[What to do] Print every record exactly, but leave out the pictures.

[Supplied information]
_____

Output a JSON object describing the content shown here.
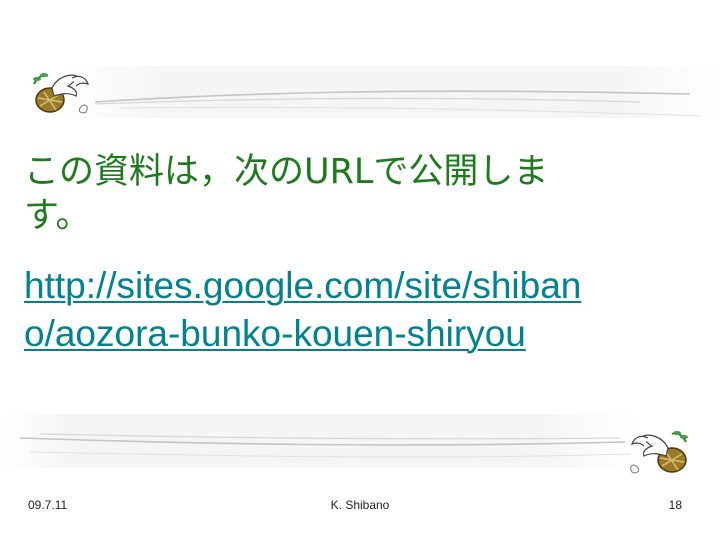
{
  "body": {
    "line1": "この資料は，次のURLで公開しま",
    "line2": "す。"
  },
  "link": {
    "line1": "http://sites.google.com/site/shiban",
    "line2": "o/aozora-bunko-kouen-shiryou"
  },
  "footer": {
    "date": "09.7.11",
    "author": "K. Shibano",
    "page": "18"
  },
  "decoration": {
    "top_icon": "dove-with-olive-branch-icon",
    "bottom_icon": "dove-with-olive-branch-icon"
  },
  "colors": {
    "body_text": "#1d7a1d",
    "link_text": "#00838f",
    "swoosh": "#b8b8b8"
  }
}
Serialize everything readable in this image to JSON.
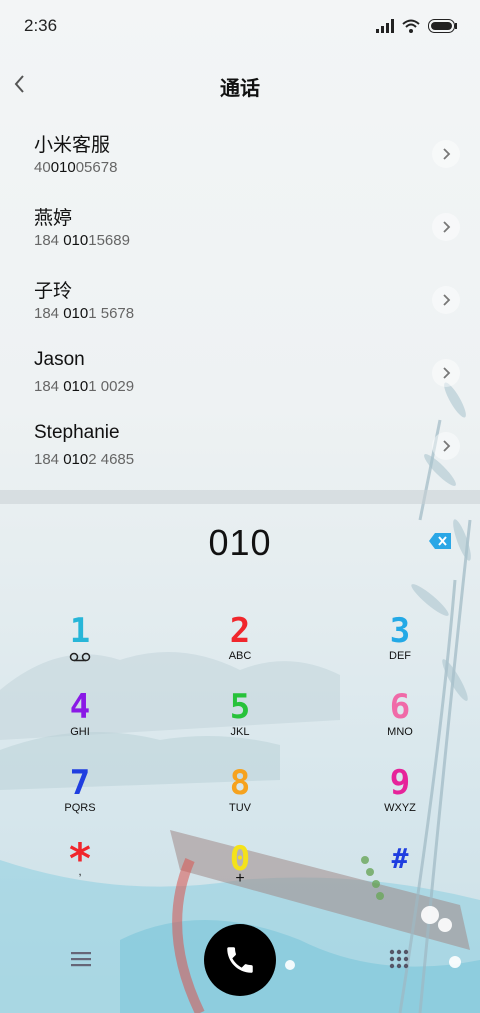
{
  "status_bar": {
    "time": "2:36"
  },
  "header": {
    "title": "通话"
  },
  "contacts": [
    {
      "name": "小米客服",
      "number_pre": "40",
      "number_match": "010",
      "number_post": "05678"
    },
    {
      "name": "燕婷",
      "number_pre": "184 ",
      "number_match": "010",
      "number_post": "15689"
    },
    {
      "name": "子玲",
      "number_pre": "184 ",
      "number_match": "010",
      "number_post": "1 5678"
    },
    {
      "name": "Jason",
      "number_pre": "184 ",
      "number_match": "010",
      "number_post": "1 0029"
    },
    {
      "name": "Stephanie",
      "number_pre": "184 ",
      "number_match": "010",
      "number_post": "2 4685"
    }
  ],
  "dialer": {
    "entered_number": "010"
  },
  "keypad": [
    {
      "digit": "1",
      "letters": "",
      "color": "#27b6d8"
    },
    {
      "digit": "2",
      "letters": "ABC",
      "color": "#f0262c"
    },
    {
      "digit": "3",
      "letters": "DEF",
      "color": "#23a9e6"
    },
    {
      "digit": "4",
      "letters": "GHI",
      "color": "#8a19e6"
    },
    {
      "digit": "5",
      "letters": "JKL",
      "color": "#27c23a"
    },
    {
      "digit": "6",
      "letters": "MNO",
      "color": "#f06aa8"
    },
    {
      "digit": "7",
      "letters": "PQRS",
      "color": "#1f3ee0"
    },
    {
      "digit": "8",
      "letters": "TUV",
      "color": "#f6a21e"
    },
    {
      "digit": "9",
      "letters": "WXYZ",
      "color": "#e6239a"
    },
    {
      "digit": "*",
      "letters": ",",
      "color": "#f0262c"
    },
    {
      "digit": "0",
      "letters": "+",
      "color": "#f4e21a"
    },
    {
      "digit": "#",
      "letters": "",
      "color": "#1f3ee0"
    }
  ],
  "icons": {
    "back": "chevron-left-icon",
    "chevron": "chevron-right-icon",
    "delete": "backspace-icon",
    "call": "phone-icon",
    "menu": "menu-icon",
    "dialpad": "dialpad-icon",
    "voicemail": "voicemail-icon"
  }
}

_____

[Result for this task]
Output a JSON object describing the content shown here.
{
  "body": {
    "line1": "この資料は，次のURLで公開しま",
    "line2": "す。"
  },
  "link": {
    "line1": "http://sites.google.com/site/shiban",
    "line2": "o/aozora-bunko-kouen-shiryou"
  },
  "footer": {
    "date": "09.7.11",
    "author": "K. Shibano",
    "page": "18"
  },
  "decoration": {
    "top_icon": "dove-with-olive-branch-icon",
    "bottom_icon": "dove-with-olive-branch-icon"
  },
  "colors": {
    "body_text": "#1d7a1d",
    "link_text": "#00838f",
    "swoosh": "#b8b8b8"
  }
}
Serialize everything readable in this image to JSON.
{
  "status_bar": {
    "time": "2:36"
  },
  "header": {
    "title": "通话"
  },
  "contacts": [
    {
      "name": "小米客服",
      "number_pre": "40",
      "number_match": "010",
      "number_post": "05678"
    },
    {
      "name": "燕婷",
      "number_pre": "184 ",
      "number_match": "010",
      "number_post": "15689"
    },
    {
      "name": "子玲",
      "number_pre": "184 ",
      "number_match": "010",
      "number_post": "1 5678"
    },
    {
      "name": "Jason",
      "number_pre": "184 ",
      "number_match": "010",
      "number_post": "1 0029"
    },
    {
      "name": "Stephanie",
      "number_pre": "184 ",
      "number_match": "010",
      "number_post": "2 4685"
    }
  ],
  "dialer": {
    "entered_number": "010"
  },
  "keypad": [
    {
      "digit": "1",
      "letters": "",
      "color": "#27b6d8"
    },
    {
      "digit": "2",
      "letters": "ABC",
      "color": "#f0262c"
    },
    {
      "digit": "3",
      "letters": "DEF",
      "color": "#23a9e6"
    },
    {
      "digit": "4",
      "letters": "GHI",
      "color": "#8a19e6"
    },
    {
      "digit": "5",
      "letters": "JKL",
      "color": "#27c23a"
    },
    {
      "digit": "6",
      "letters": "MNO",
      "color": "#f06aa8"
    },
    {
      "digit": "7",
      "letters": "PQRS",
      "color": "#1f3ee0"
    },
    {
      "digit": "8",
      "letters": "TUV",
      "color": "#f6a21e"
    },
    {
      "digit": "9",
      "letters": "WXYZ",
      "color": "#e6239a"
    },
    {
      "digit": "*",
      "letters": ",",
      "color": "#f0262c"
    },
    {
      "digit": "0",
      "letters": "+",
      "color": "#f4e21a"
    },
    {
      "digit": "#",
      "letters": "",
      "color": "#1f3ee0"
    }
  ],
  "icons": {
    "back": "chevron-left-icon",
    "chevron": "chevron-right-icon",
    "delete": "backspace-icon",
    "call": "phone-icon",
    "menu": "menu-icon",
    "dialpad": "dialpad-icon",
    "voicemail": "voicemail-icon"
  }
}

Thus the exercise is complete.